Plaintiff Eleanore Everdell's interest in Trust A is contingent on a condition precedent: that Hayden Preston die without lawful issue. Hayden Preston is still living, is 92 years of age and currently resides in a nursing home facility, and even though it may seem unlikely that he will die with legal issue, that is not the issue for the Court.

The issue is whether or not Plaintiff's interest is vested in Trust A. It is not. The impossibilities of conception and birth are becoming fewer and fewer as the state of medical science advances. Courts today are having to decide such timely issues as the "custody" of seven, fertilized embryo in a divorce case, where the divorcing husband seeks to prevent the impregnation of his estranged wife with the embryo he fertilized during their marriage. The Court rules that Plaintiff Eleanore Everdell has no vested interest in either Trust A or B at this time.

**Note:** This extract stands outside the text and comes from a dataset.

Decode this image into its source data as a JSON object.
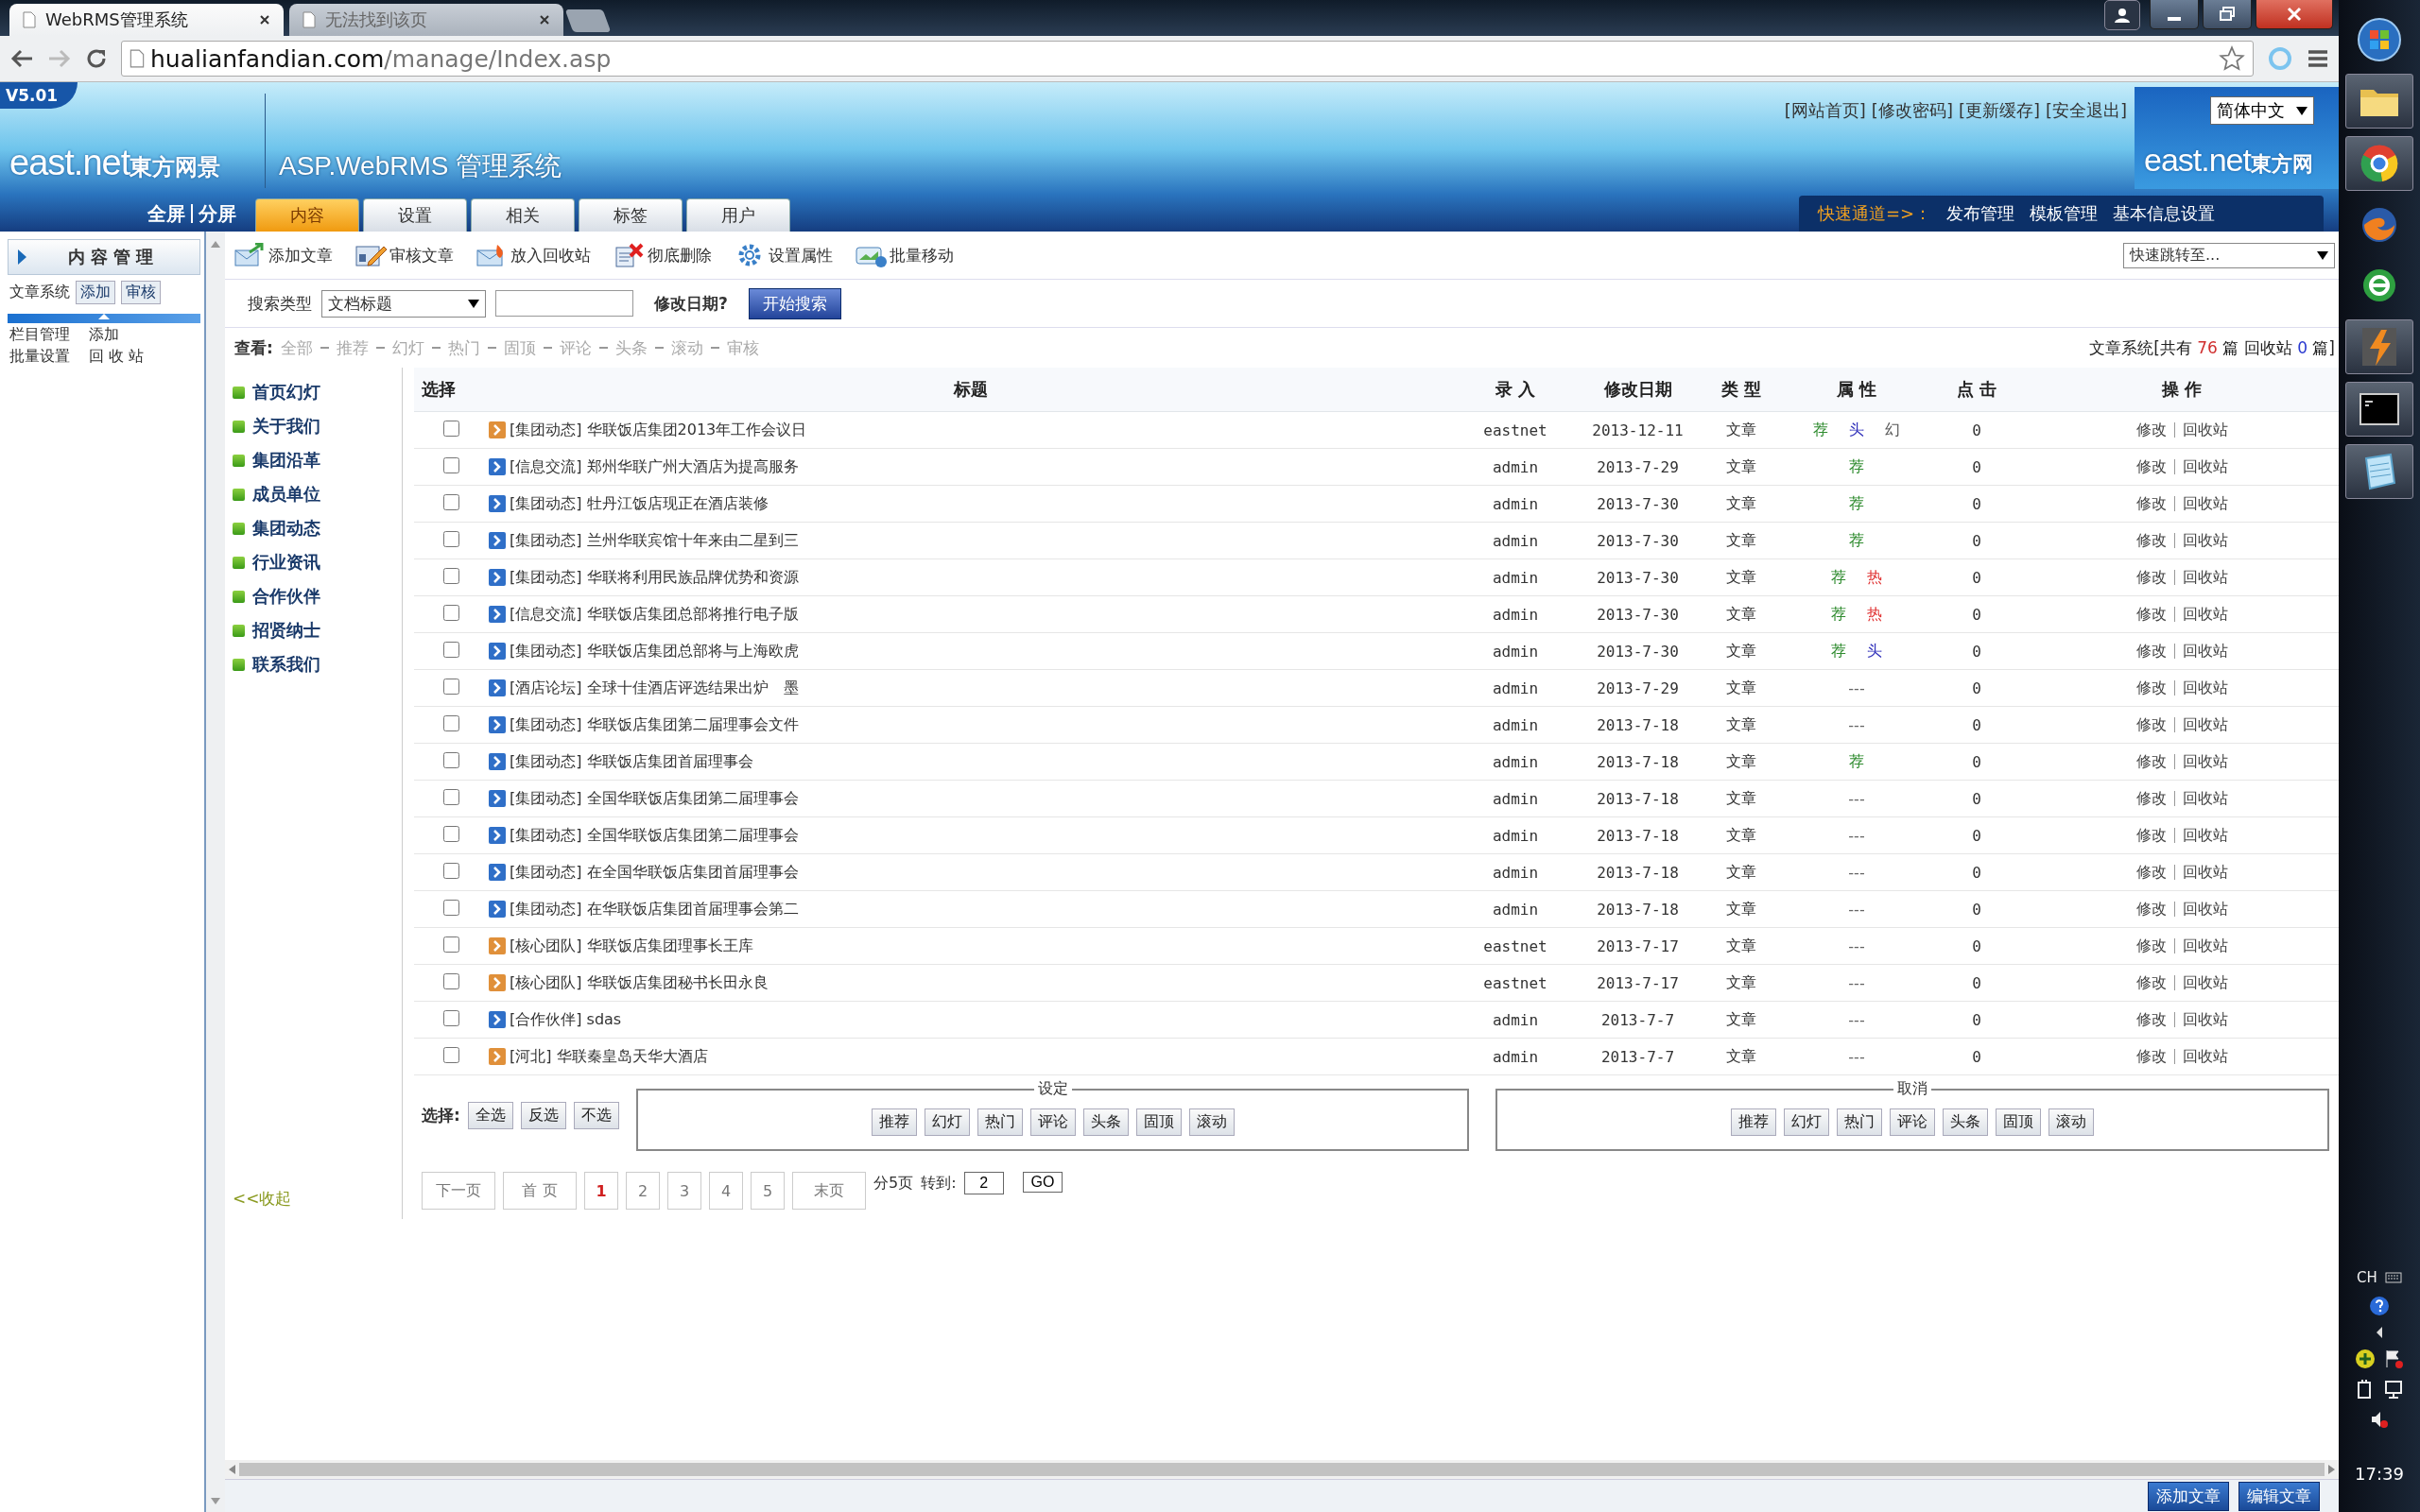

As to Count IV, the claim of breach of fiduciary duty as to Trust C is a valid cause of action. Plaintiff alleges that the breach of duty as to her trust was accomplished in two ways; self-dealing, and, as adverse, seller of the assets of her trust. *1502 The Court finds that the allegations of Count IV are sufficient to raise an issue of breach of fiduciary duty as to Trust C, including the evidence of self-dealing and adverse interests as demonstrated by Walter Preston's alleged action in regard to all three (3) trusts.

Count V seeks an accounting regarding the trusts. The propriety of an accounting is a determination for the finder of fact in those trusts to which Plaintiff Eleanore Everdell is a vested beneficiary and in any other trust in which the Court finds she should equitably be allowed an accounting.

In Count VI, Plaintiffs seek to enjoin division of Trust A. The Court agrees with the motion to dismiss that there is no basis for this count.

The final issue is whether or not the complaint states a cause of action in Count VII, as to removal of Walter Preston as trustee. The Court finds that Plaintiff Eleanore Everdell has standing to bring an action for removal of Walter Preston as co-trustee of Trust C and the propriety of such removal is factual in nature and not subject to a motion to dismiss.

ORDERED that the motion to dismiss the claims of the estate of Darling be denied; the motion to dismiss Count VI be granted; and the motion to dismiss the remaining counts brought by Eleanore D. Everdell, as they relate to Trust C, be denied.